AVAILABLE DATA -
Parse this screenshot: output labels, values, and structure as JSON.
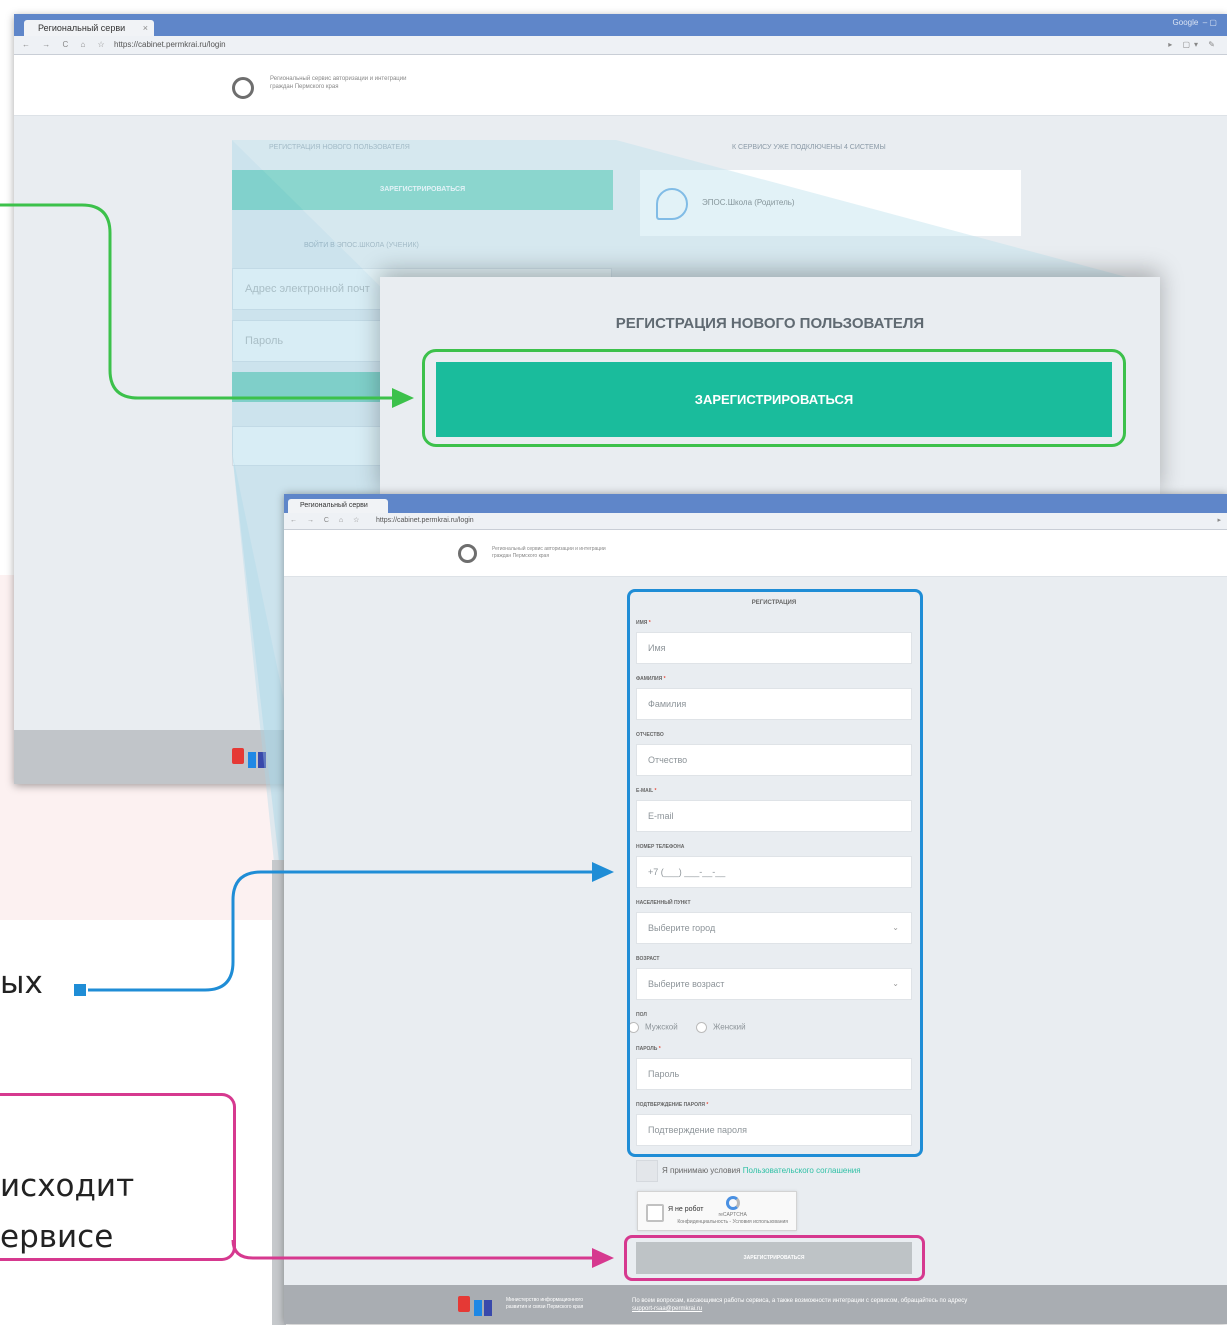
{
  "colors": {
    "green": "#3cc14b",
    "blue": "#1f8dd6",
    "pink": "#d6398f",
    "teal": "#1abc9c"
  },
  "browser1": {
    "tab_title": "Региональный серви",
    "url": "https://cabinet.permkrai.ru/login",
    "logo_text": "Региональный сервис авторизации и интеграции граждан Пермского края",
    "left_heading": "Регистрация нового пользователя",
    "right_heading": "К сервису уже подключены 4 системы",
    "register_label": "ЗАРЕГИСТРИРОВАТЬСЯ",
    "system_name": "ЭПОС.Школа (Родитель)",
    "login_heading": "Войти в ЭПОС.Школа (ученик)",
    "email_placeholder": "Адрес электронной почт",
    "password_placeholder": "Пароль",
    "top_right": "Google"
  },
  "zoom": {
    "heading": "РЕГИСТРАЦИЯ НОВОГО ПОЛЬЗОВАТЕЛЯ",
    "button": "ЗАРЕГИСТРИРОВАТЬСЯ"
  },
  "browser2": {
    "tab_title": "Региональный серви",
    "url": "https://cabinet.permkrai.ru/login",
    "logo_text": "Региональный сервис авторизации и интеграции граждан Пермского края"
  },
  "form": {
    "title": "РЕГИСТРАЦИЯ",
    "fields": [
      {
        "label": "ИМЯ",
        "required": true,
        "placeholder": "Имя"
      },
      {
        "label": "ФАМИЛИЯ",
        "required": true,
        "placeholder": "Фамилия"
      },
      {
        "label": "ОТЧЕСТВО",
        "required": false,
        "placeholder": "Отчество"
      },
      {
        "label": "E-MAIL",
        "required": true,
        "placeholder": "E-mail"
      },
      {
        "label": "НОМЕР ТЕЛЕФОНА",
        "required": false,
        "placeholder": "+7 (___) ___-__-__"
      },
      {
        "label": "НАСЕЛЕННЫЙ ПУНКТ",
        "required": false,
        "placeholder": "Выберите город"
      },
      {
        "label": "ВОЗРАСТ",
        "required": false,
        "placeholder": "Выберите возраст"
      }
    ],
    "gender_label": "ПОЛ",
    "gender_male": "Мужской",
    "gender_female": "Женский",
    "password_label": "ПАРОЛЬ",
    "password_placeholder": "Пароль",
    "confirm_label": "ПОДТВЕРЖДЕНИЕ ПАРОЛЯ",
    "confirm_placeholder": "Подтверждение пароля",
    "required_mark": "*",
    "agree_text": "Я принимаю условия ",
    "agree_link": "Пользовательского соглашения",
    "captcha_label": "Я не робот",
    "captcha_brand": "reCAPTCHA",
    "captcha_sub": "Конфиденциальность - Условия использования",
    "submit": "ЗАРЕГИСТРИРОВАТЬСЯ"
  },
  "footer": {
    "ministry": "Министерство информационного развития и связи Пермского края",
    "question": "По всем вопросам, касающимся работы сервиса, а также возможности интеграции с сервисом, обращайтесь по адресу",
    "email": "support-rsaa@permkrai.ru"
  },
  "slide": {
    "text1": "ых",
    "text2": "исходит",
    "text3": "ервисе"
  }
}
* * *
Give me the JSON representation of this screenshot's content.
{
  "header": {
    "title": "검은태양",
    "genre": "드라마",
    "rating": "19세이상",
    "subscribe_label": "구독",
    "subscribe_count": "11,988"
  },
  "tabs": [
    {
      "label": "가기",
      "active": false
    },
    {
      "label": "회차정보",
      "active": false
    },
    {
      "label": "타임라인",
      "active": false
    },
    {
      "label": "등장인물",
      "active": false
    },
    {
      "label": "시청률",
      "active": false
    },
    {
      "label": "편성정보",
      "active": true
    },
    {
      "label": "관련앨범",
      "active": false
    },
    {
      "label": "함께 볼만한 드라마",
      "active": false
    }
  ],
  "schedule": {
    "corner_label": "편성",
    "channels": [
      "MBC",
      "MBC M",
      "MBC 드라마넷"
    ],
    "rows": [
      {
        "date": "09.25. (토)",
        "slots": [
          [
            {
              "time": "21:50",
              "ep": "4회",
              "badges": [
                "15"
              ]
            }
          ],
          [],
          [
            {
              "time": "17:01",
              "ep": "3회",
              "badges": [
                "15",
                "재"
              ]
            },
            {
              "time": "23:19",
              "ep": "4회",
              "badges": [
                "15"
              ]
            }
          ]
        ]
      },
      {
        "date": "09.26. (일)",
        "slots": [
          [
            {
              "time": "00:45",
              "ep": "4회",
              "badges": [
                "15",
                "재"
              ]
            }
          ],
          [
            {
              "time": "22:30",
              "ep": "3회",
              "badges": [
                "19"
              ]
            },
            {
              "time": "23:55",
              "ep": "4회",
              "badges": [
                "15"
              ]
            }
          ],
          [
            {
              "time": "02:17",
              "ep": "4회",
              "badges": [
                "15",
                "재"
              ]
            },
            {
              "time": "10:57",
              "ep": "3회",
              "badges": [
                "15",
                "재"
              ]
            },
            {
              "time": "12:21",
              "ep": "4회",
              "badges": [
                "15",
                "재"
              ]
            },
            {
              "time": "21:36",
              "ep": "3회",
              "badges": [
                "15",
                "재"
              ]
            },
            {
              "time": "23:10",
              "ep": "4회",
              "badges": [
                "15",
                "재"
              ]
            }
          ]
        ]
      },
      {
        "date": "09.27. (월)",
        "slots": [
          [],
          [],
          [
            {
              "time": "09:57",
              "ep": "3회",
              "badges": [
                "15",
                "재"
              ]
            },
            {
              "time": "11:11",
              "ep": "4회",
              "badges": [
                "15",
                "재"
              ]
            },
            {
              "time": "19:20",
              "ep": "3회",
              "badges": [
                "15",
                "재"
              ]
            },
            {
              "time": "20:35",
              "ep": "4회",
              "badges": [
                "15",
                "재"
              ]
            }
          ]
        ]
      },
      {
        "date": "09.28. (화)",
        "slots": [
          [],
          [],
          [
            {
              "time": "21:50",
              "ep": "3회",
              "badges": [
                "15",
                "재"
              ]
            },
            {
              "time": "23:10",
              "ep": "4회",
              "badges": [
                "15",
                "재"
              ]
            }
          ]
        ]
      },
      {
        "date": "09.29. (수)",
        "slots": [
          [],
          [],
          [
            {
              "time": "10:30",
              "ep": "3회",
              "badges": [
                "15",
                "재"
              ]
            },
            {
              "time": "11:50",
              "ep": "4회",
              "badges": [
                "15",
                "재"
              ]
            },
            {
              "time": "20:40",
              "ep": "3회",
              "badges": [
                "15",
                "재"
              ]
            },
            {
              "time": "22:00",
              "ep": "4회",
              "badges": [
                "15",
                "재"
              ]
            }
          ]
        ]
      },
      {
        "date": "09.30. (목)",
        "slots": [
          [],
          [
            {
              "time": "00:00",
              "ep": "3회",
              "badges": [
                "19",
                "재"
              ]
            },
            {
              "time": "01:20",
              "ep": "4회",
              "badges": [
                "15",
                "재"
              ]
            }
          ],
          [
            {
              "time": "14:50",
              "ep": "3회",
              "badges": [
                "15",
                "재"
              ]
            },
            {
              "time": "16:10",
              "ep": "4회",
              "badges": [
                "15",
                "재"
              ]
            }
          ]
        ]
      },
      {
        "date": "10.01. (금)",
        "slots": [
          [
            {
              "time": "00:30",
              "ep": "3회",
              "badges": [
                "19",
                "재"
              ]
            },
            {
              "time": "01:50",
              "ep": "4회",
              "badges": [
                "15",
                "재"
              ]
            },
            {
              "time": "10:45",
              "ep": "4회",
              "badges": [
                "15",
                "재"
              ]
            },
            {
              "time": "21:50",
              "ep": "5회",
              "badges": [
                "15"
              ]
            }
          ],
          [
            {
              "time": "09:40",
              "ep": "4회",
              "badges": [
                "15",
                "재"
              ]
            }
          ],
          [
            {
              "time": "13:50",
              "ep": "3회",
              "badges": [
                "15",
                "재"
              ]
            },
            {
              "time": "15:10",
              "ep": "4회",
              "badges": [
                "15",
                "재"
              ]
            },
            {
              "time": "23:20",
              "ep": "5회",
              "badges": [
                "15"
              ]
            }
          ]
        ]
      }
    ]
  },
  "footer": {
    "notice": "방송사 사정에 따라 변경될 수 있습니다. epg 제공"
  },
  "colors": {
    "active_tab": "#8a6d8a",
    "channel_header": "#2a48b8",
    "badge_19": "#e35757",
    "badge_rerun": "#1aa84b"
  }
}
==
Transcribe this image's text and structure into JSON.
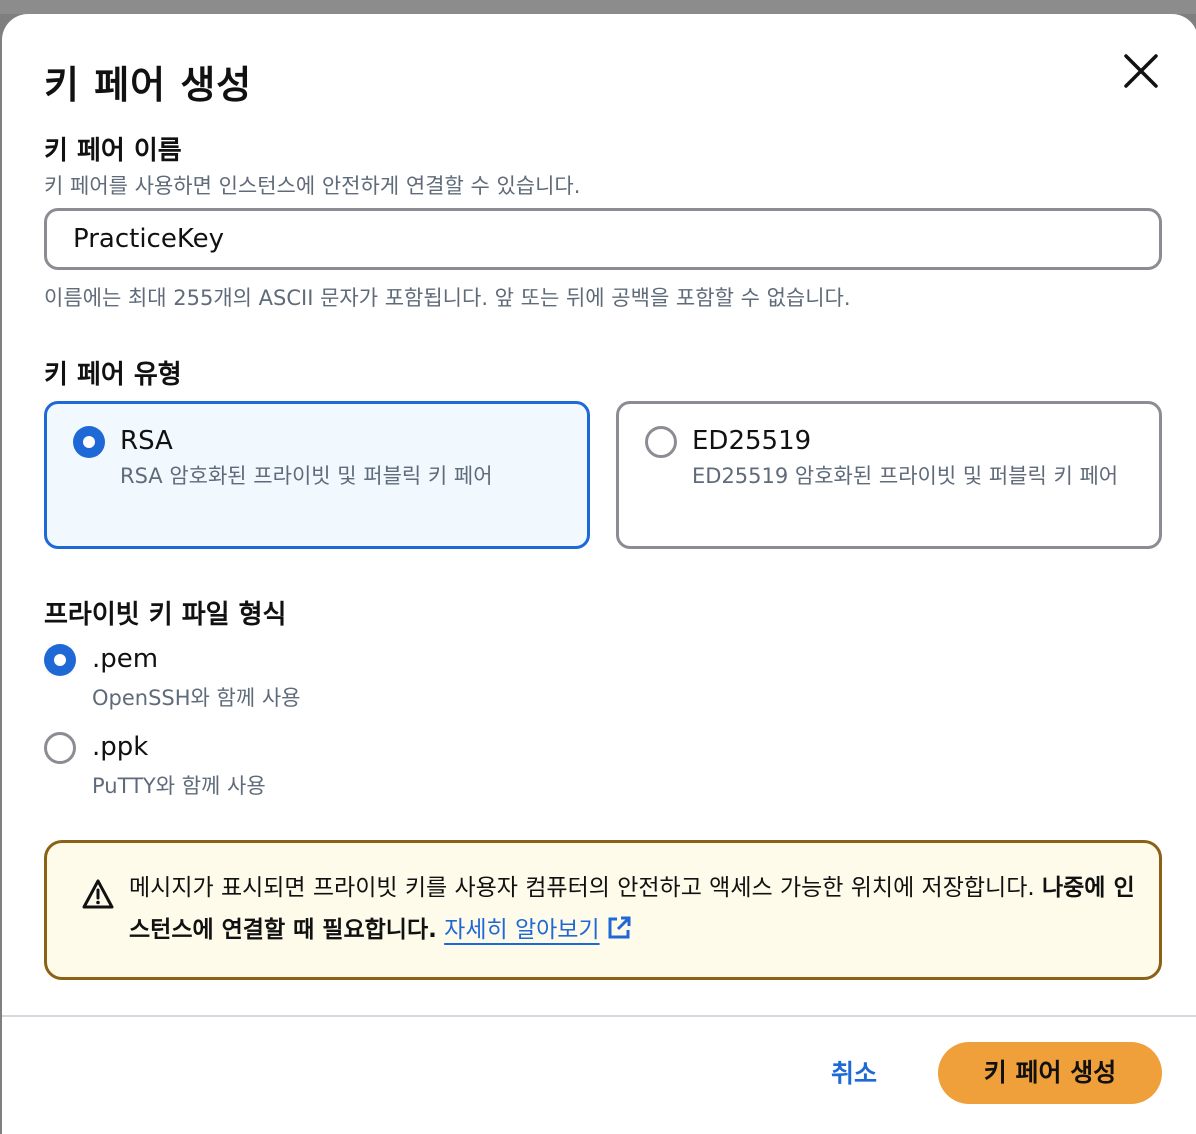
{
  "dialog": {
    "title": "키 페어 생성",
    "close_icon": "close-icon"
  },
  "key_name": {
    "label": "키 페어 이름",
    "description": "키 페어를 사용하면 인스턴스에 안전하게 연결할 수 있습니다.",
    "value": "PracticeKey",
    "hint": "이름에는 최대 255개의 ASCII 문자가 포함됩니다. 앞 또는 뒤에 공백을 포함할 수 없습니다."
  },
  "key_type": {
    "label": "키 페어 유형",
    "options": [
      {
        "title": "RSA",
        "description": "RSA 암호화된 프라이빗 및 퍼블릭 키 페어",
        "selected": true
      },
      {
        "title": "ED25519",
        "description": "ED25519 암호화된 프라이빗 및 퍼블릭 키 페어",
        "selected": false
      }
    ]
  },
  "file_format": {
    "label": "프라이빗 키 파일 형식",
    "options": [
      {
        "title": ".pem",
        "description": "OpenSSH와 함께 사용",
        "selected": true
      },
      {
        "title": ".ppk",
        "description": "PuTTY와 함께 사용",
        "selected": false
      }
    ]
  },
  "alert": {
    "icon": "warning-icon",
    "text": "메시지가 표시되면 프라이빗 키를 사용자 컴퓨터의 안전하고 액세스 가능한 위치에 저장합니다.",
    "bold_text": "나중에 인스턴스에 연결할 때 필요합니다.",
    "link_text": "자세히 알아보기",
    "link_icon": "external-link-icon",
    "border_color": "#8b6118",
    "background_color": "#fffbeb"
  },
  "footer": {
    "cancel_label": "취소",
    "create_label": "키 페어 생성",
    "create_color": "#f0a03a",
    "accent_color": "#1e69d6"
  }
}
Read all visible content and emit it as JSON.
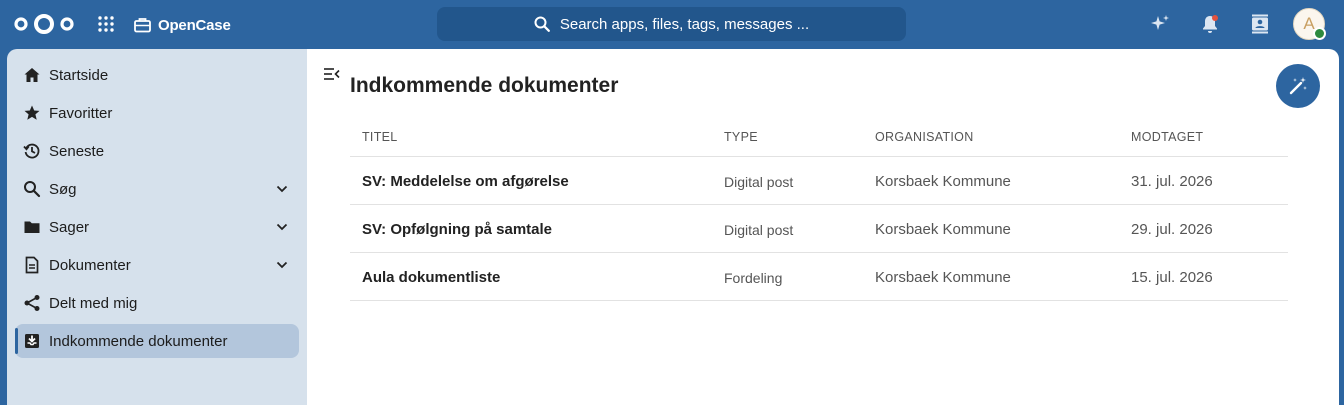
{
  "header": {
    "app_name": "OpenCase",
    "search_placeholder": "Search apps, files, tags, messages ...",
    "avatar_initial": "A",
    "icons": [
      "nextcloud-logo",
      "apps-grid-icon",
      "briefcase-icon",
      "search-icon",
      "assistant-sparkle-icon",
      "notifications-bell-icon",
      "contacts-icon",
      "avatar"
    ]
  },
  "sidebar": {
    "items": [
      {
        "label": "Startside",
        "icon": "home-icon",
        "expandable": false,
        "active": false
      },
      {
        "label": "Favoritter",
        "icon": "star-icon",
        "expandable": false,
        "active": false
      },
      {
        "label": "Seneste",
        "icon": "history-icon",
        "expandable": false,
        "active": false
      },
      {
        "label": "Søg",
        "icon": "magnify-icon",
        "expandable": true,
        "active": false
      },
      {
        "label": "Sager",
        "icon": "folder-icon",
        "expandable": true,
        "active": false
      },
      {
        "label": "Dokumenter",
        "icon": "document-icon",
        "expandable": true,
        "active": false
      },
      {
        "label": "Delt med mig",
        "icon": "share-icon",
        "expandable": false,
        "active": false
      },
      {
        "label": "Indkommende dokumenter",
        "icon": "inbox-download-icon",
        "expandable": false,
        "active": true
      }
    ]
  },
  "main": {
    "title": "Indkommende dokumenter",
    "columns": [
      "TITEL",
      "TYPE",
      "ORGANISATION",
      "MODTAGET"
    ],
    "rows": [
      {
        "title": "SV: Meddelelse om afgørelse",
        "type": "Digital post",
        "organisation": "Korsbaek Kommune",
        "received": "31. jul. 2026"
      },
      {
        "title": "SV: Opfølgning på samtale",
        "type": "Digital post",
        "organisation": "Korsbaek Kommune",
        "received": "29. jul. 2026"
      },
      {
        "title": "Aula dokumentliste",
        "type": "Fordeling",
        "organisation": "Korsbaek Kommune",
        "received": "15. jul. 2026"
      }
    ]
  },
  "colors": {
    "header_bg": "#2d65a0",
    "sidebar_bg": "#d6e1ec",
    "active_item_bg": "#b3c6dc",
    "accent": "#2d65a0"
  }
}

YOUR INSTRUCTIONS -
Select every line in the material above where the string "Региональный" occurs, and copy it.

ANSWER TO THIS PROBLEM -
    "tab_title": "Региональный серви",
    "logo_text": "Региональный сервис авторизации и интеграции граждан Пермского края",
    "tab_title": "Региональный серви",
    "logo_text": "Региональный сервис авторизации и интеграции граждан Пермского края"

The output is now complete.